Delegation of Authority (sets out delegation of authority to the Speaker of the Legislative Assembly; to the House Leaders; to the Clerk of the Legislative Assembly; to the Committee’s advisory subcommittees; during a period of dissolution of the Legislative Assembly; during emergency situations; and financial authority).
Operating Guidelines – Legislative Assembly Management Committee (sets out expectations about acting in the best interests of the Legislative Assembly; expectations of conduct for Members of the Committee; process for handling requests for information; correspondence to and from the Committee; and the designation of the spokesperson for the Committee).
Consultation and Independent Advisors – Legislative Assembly Management Committee (sets out consultations that have and may be undertaken by the Committee; and the role of independent (external) advisors, including the Auditor General of British Columbia).
Advisory Subcommittees and Working Groups – Legislative Assembly Management Committee (sets out the differentiation between advisory subcommittees and working groups; provides an overview of the Subcommittee on Administration and Operations, the Subcommittee on Finance and Audit, and the Subcommittee on Security, and sets out the terms of reference, role in managing risk, delegation of authority, meetings, and membership for each advisory subcommittee).
Meetings – Legislative Assembly Management Committee (sets out meeting frequency and attendance; agenda setting and meeting documents; minutes; quorum; rules of deliberations; conflict of interest; membership substitution; attendance by other Members of the Legislative Assembly; public access to proceedings; in camera proceedings; and Committee decisions via email).
Good governance is key to sustaining confidence in any organization – and parliamentary institutions are no exception.
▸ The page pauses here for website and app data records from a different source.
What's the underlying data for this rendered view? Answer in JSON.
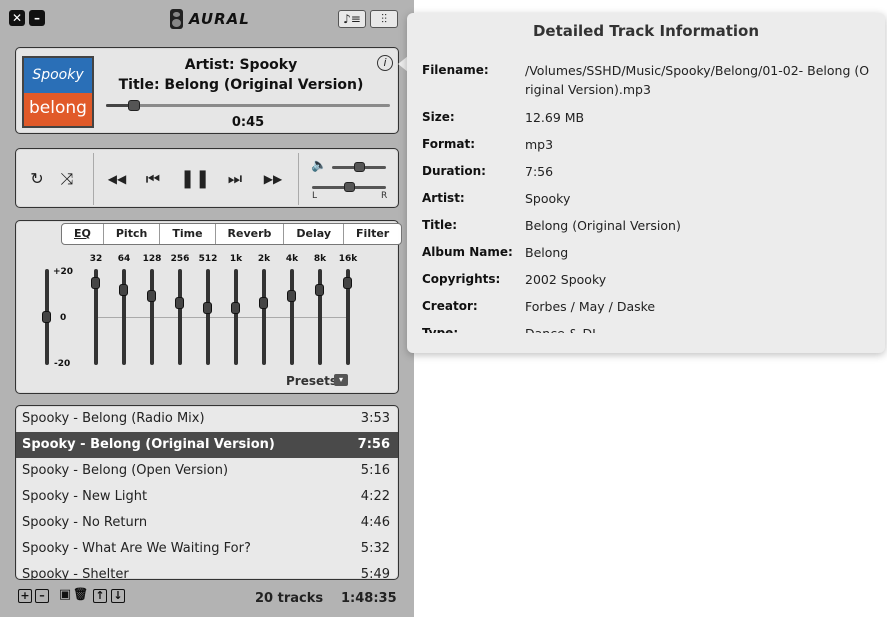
{
  "app": {
    "title": "AURAL"
  },
  "window": {
    "close": "✕",
    "minimize": "–"
  },
  "toolbar": {
    "playlist_toggle": "♪≡",
    "effects_toggle": "⫶⫶"
  },
  "now_playing": {
    "artist_line": "Artist: Spooky",
    "title_line": "Title: Belong (Original Version)",
    "position": "0:45",
    "progress_fraction": 0.1,
    "art_top": "Spooky",
    "art_bottom": "belong",
    "info_icon": "i"
  },
  "controls": {
    "repeat_icon": "↻",
    "shuffle_icon": "⤨",
    "rewind_icon": "◀◀",
    "previous_icon": "⏮",
    "pause_icon": "❚❚",
    "next_icon": "⏭",
    "forward_icon": "▶▶",
    "volume_icon": "🔈",
    "volume_fraction": 0.5,
    "balance_fraction": 0.5,
    "left_label": "L",
    "right_label": "R"
  },
  "effects": {
    "tabs": [
      "EQ",
      "Pitch",
      "Time",
      "Reverb",
      "Delay",
      "Filter"
    ],
    "active_tab": "EQ",
    "preamp_labels": {
      "top": "+20",
      "mid": "0",
      "bottom": "-20"
    },
    "preamp_fraction": 0.5,
    "bands": [
      {
        "label": "32",
        "fraction": 0.85
      },
      {
        "label": "64",
        "fraction": 0.78
      },
      {
        "label": "128",
        "fraction": 0.72
      },
      {
        "label": "256",
        "fraction": 0.65
      },
      {
        "label": "512",
        "fraction": 0.59
      },
      {
        "label": "1k",
        "fraction": 0.59
      },
      {
        "label": "2k",
        "fraction": 0.65
      },
      {
        "label": "4k",
        "fraction": 0.72
      },
      {
        "label": "8k",
        "fraction": 0.78
      },
      {
        "label": "16k",
        "fraction": 0.85
      }
    ],
    "presets_label": "Presets",
    "presets_arrow": "▾"
  },
  "playlist": {
    "tracks": [
      {
        "name": "Spooky - Belong (Radio Mix)",
        "duration": "3:53",
        "selected": false
      },
      {
        "name": "Spooky - Belong (Original Version)",
        "duration": "7:56",
        "selected": true
      },
      {
        "name": "Spooky - Belong (Open Version)",
        "duration": "5:16",
        "selected": false
      },
      {
        "name": "Spooky - New Light",
        "duration": "4:22",
        "selected": false
      },
      {
        "name": "Spooky - No Return",
        "duration": "4:46",
        "selected": false
      },
      {
        "name": "Spooky - What Are We Waiting For?",
        "duration": "5:32",
        "selected": false
      },
      {
        "name": "Spooky - Shelter",
        "duration": "5:49",
        "selected": false
      }
    ],
    "track_count": "20 tracks",
    "total_duration": "1:48:35",
    "add_icon": "+",
    "remove_icon": "–",
    "save_icon": "▣",
    "clear_icon": "🗑",
    "move_up_icon": "↑",
    "move_down_icon": "↓"
  },
  "track_info": {
    "title": "Detailed Track Information",
    "fields": [
      {
        "key": "Filename:",
        "value": "/Volumes/SSHD/Music/Spooky/Belong/01-02- Belong (Original Version).mp3"
      },
      {
        "key": "Size:",
        "value": "12.69 MB"
      },
      {
        "key": "Format:",
        "value": "mp3"
      },
      {
        "key": "Duration:",
        "value": "7:56"
      },
      {
        "key": "Artist:",
        "value": "Spooky"
      },
      {
        "key": "Title:",
        "value": "Belong (Original Version)"
      },
      {
        "key": "Album Name:",
        "value": "Belong"
      },
      {
        "key": "Copyrights:",
        "value": "2002 Spooky"
      },
      {
        "key": "Creator:",
        "value": "Forbes / May / Daske"
      },
      {
        "key": "Type:",
        "value": "Dance & DJ"
      }
    ]
  }
}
In fact, they should strive to be leaders in this area and ensure that the processes that support good governance are embedded within the organization and that they are adequately funded.
Each parliamentary institution has its own unique culture and operating mechanisms that are ultimately intended to best position the institution and its Members in the effective discharge of their duties and responsibilities. These realities must be supported by processes and practices that ensure effective governance and oversight of the organization’s administrative and financial operations. Documenting these realities in an authoritative manner, whether that be in a governance framework, an operating manual, or a policy suite, benefits the institution by providing certainty with respect to its administrative and financial functioning, which in turn sustains confidence in those operations.
Proactive work in this area should be pursued by every parliamentary institution – to not only document these structures, but to actively review and revise the documentation to ensure its living nature, reflecting an evolving organization. In a time when public trust in our governing institutions appears to be waning, it is one small step that can be taken to build trust and ultimately position the organization for success.
- International Federation of Accountants & The Chartered Institute of Public Finance and Accountancy, International Framework: Good Governance in the Public Sector, July 2014, p. 6.
- Joseph Maingot, Parliamentary Immunity in Canada, LexisNexis, Toronto, 2016, p. 166.
- These principles are articulated in the Senate Administrative Rules (Senate of Canada), and were adopted by the Legislative Assembly of British Columbia given their applicability.
- Auditor General of British Columbia, Public Sector Governance: A Guide to the Principles of Good Practice, December 2008, pp. 6-7.